During the early twentieth century, the Indian Health Services (IHS) developed a reputation for administering substandard health care services to Indian people throughout the nation. Pauma tribal elders remember these times and characterize their treatment by IHS officials as callous, aimless and indifferent. Government directives received by local agency offices during this time ordered mass round ups of native children. The majority of these children had their tonsils removed at the Soboba Indian hospital, whether they had been diagnosed with tonsil ailments or not.
The 1950s ushered in a new wave of reductions to an already minimal state of health care services. Circumstances for Southern California native people did not begin to change until the early 1970s when nine bands (tribes) of Luiseño, Cahuilla, Cupeno, and Diegueno (Kumeyaay/Ipay) came together and formed the Indian Health Council, Inc (IHC). Initially the consortium shared meager funding and eventually sought outside resources to build a clinic to serve their people. In 2000, Pauma, a consortium member, worked with the other bands to open a new state-of-the art clinic and provide expanded services. The present CEO, Romelle Majel-McCauley, and head of medical services, Dr. Daniel Calac, are Pauma tribal members. IHC is dedicated to the continual betterment of Indian health, wholeness, and well-being. With a main facility located adjacent to the Rincon reservation in the Pauma Valley and the Santa Ysabel Community Health Center located on the Santa Ysabel Reservation, IHC provides a full spectrum of on-site and outreach services and programs to the North San Diego County reservations of Inaja-Cosmit, La Jolla, Los Coyotes, Mesa Grande, Pala, Pauma, Rincon, San Pasqual, and Santa Ysabel. IHC has over 150 employees and serves approximately 15,000 patients. IHC provides an array of culturally appropriate health care and related services which range from prenatal to geriatric; from well-child to adult fitness classes and diabetes clinics; from youth substance abuse prevention to domestic violence treatment and prevention programs. Specialized/part-time services include podiatry, orthodontics, mammograms, eye clinics, and others. With the aid of IHC’s mobile fleet, outreach efforts to health fairs, youth programs, rabies clinics, and environmental health services extend the clinic’s reach into surrounding tribal communities.

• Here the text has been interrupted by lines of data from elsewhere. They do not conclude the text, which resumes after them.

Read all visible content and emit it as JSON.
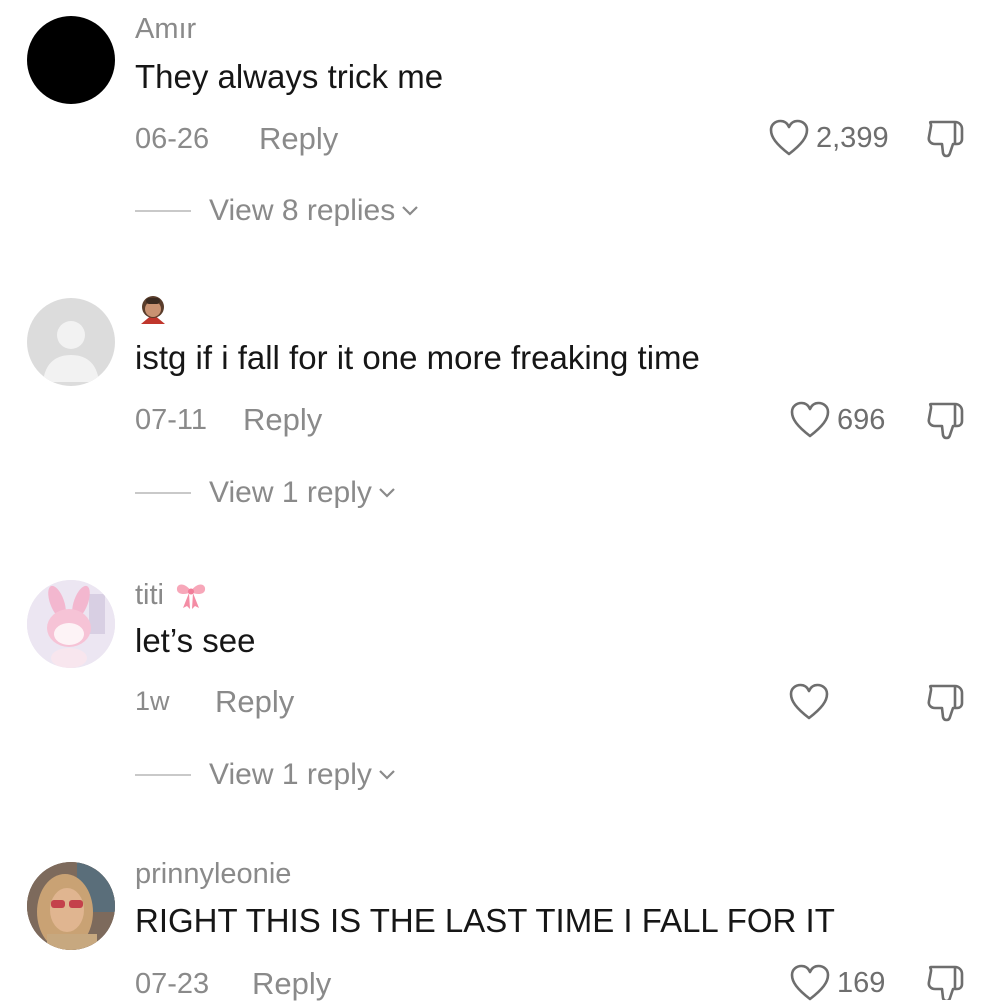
{
  "comments": [
    {
      "username": "Amır",
      "text": "They always trick me",
      "date": "06-26",
      "reply_label": "Reply",
      "likes": "2,399",
      "view_replies": "View 8 replies"
    },
    {
      "username": "",
      "text": "istg if i fall for it one more freaking time",
      "date": "07-11",
      "reply_label": "Reply",
      "likes": "696",
      "view_replies": "View 1 reply"
    },
    {
      "username": "titi",
      "text": "let’s see",
      "date": "1w",
      "reply_label": "Reply",
      "likes": "",
      "view_replies": "View 1 reply"
    },
    {
      "username": "prinnyleonie",
      "text": "RIGHT THIS IS THE LAST TIME I FALL FOR IT",
      "date": "07-23",
      "reply_label": "Reply",
      "likes": "169"
    }
  ],
  "icons": {
    "like": "heart-icon",
    "dislike": "thumbs-down-icon",
    "expand": "chevron-down-icon"
  },
  "colors": {
    "text": "#161616",
    "muted": "#8a8a8a"
  }
}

In the spirit of overcoming these historical challenges and assuring quality healthcare for Pauma people today, the Pauma tribe provides medical, dental and vision coverage for its tribal members, so that they have the opportunity to seek services both within and outside of the community.